Discuss criminological theory. What is it, and why is it important?

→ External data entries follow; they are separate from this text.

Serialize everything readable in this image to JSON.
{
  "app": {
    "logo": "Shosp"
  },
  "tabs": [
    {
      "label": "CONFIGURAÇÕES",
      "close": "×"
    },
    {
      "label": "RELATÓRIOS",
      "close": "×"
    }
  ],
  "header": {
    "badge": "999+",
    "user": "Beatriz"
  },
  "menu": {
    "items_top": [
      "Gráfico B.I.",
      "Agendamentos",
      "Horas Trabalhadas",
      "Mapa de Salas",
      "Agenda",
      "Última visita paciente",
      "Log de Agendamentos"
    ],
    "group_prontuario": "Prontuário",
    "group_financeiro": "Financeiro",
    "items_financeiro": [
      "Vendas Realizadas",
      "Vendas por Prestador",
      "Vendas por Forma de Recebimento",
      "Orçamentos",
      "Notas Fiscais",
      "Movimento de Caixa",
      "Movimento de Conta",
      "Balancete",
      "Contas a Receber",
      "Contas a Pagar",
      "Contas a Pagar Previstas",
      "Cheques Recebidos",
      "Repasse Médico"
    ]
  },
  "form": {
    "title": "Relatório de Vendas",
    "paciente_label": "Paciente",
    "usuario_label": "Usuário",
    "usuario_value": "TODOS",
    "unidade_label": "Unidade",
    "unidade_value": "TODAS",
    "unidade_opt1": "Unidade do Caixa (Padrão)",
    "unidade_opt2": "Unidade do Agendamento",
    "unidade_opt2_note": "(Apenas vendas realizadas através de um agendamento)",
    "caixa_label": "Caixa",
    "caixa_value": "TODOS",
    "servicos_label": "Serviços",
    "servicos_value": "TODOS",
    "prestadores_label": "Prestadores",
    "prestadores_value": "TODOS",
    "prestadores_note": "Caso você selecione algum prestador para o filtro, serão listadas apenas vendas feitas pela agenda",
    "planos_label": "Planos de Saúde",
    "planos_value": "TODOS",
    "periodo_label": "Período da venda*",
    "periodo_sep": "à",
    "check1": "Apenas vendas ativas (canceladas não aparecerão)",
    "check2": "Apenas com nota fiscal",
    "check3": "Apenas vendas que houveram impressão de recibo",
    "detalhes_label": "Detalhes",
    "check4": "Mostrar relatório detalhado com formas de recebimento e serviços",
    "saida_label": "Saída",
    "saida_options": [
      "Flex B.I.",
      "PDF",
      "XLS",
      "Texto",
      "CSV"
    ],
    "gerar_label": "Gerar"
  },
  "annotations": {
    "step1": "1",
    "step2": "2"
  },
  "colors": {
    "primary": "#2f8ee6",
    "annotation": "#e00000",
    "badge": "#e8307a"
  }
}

Two campaigns that preceded the Scotland’s 2014 independence referendum made appeals to the Scottish nation and an assumption was made that the Scottish community shared a unique identity. The ‘Better Together’ campaign argued for Scotland to remain in the UK, unlike the ‘Yes Scotland’ campaign which argued for an independent Scottish state (Hewson et al. 2015). Reicher and Hopkins (2001) described these campaigns as ‘action oriented’ as they look to pull the Scottish nation together, albeit not in the same direction. ‘Better Together’ looks to create Scotland as a diverse nation, on the other hand, ‘Yes Scotland’ portrays Scotland as an independent nation thus leading to the suggestion by Reicher and Hopkins that perhaps national identity is also future oriented and demonstrates that it can be manipulated and constructed in a way that benefits politics. Politicians will do what they can to bring a nation to their way of thinking to help achieve their goals. Contrasted with Scotland’s 2014 independence referendum is the study by Augoustinos and De Garis (2012) on ‘political rhetoric’ cited in (Hewson et al. 2015). They studied the speeches made by Barack Obama in his pre-election campaign (2007-2008). Obama’s identity came under scrutiny by many as he was either seen as ‘too black’ or ‘not black enough’ to represent America, as he is of a mixed race he was deemed an unconventional candidate. A speech by Obama in 2008 was analysed by Augoustinos and De Garis and it was clear to see that Obama wanted to implement a national identity for everyone in America. The principles of justice, equality and freedom were the basis for this identity, Obama wanted to unite America as one regardless of class, gender and race. Hewson et al. (2015, p. 261) stated that national identity can be seen as being constructed on the basis of distinctiveness of ‘others’. Migrants, for example, are commonly viewed as a threat to nations by taking ‘our’ jobs, increasing unemployment and sponging off the government as well as bringing about cultural changes to society. However, on a positive note, migrants can also enrich society with cultural changes and contribute to the economy. ‘Othering’ is the process in which migrants are viewed as different and inferior (Hewson et al. 2015). Lea and Lynn (2003) studied how asylum seekers are portrayed in letters to the editors of eight major British newspapers. Asylum seekers were placed into one of two groups ‘Genuine’ and ‘Bogus’, those who made a genuine case for asylum came under ‘Genuine’ and those who came under ‘Bogus’ were economic immigrants simply using asylum to gain permission to reside in the country. Maloney (2007) drew similar conclusions in her study in Australia where 115 participants were asked to describe th>GET ANSWER